Published online Oct 26, 2020. doi: 10.4252/wjsc.v12.i10.1067
Peer-review started: July 6, 2020
First decision: July 30, 2020
Revised: August 13, 2020
Accepted: September 14, 2020
Article in press: September 14, 2020
Published online: October 26, 2020

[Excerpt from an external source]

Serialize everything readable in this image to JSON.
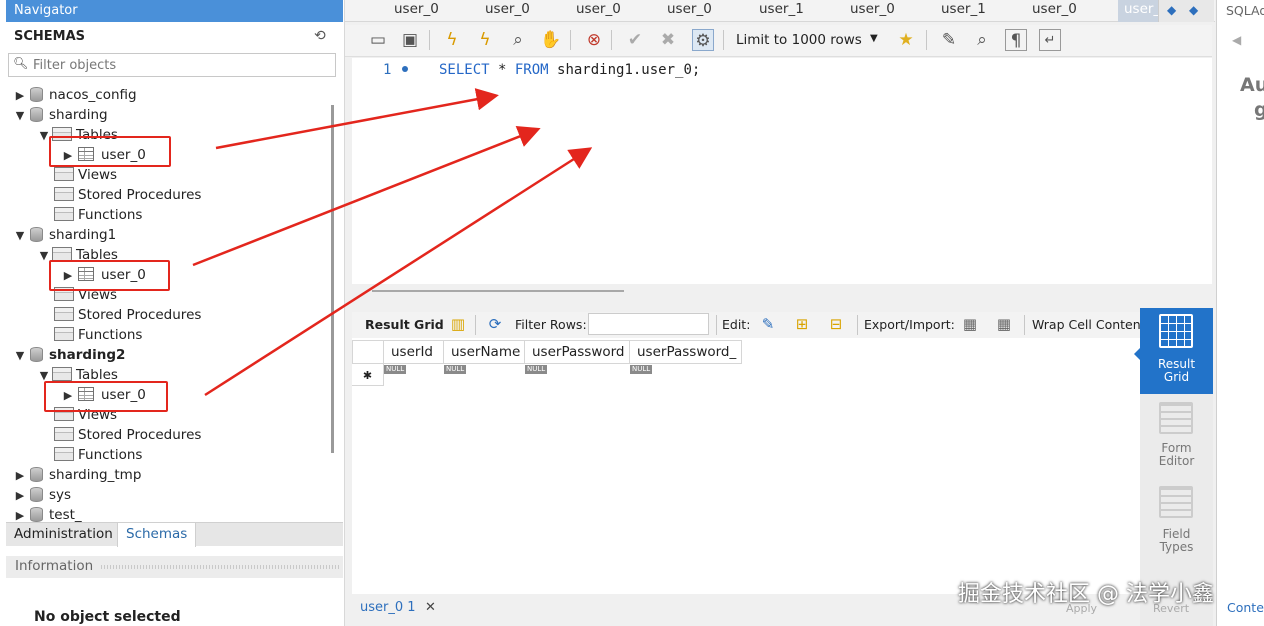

Coronavirus disease 2019 (COVID-19), a pandemic disease caused by the severe acute respiratory syndrome coronavirus 2 (SARS-CoV2), is growing at an exponential rate worldwide. Manifestations of this disease are heterogeneous; however, advanced cases often exhibit various acute respiratory distress syndrome-like symptoms, systemic inflammatory reactions, coagulopathy, and organ involvements. A common theme in advanced COVID-19 is unrestrained immune activation, classically referred to as a “cytokine storm”, as well as deficiencies in immune regulatory mechanisms such as T regulatory cells. While mesenchymal stem cells (MSCs) themselves are objects of cytokine regulation, they can secrete cytokines to modulate immune cells by inducing anti-inflammatory regulatory Treg cells, macrophages and neutrophils; and by reducing the activation of T and B cells, dendritic and nature killer cells. Consequently, they have therapeutic potential for treating severe cases of COVID-19. Here we discuss the unique ability of MSCs, to act as a “living anti-inflammatory”, which can “rebalance” the cytokine/immune responses to restore equilibrium. We also discuss current MSC trials and present different concepts for optimization of MSC therapy in patients with COVID-19 acute respiratory distress syndrome.
Core Tip: Coronavirus disease 2019 a disease caused by the severe acute respiratory syndrome coronavirus 2, is growing exponentially, with no treatments currently available. Preclinical and clinical studies have shown that mesenchymal stem cells (MSCs) work in reversing acute respiratory distress syndrome caused by other conditions such as influenza virus infection, or sepsis. In this review we discuss the unique ability of MSCs, to act as a “living anti-inflammatory”, which can “rebalance” the cytokine/immune responses to restore equilibrium.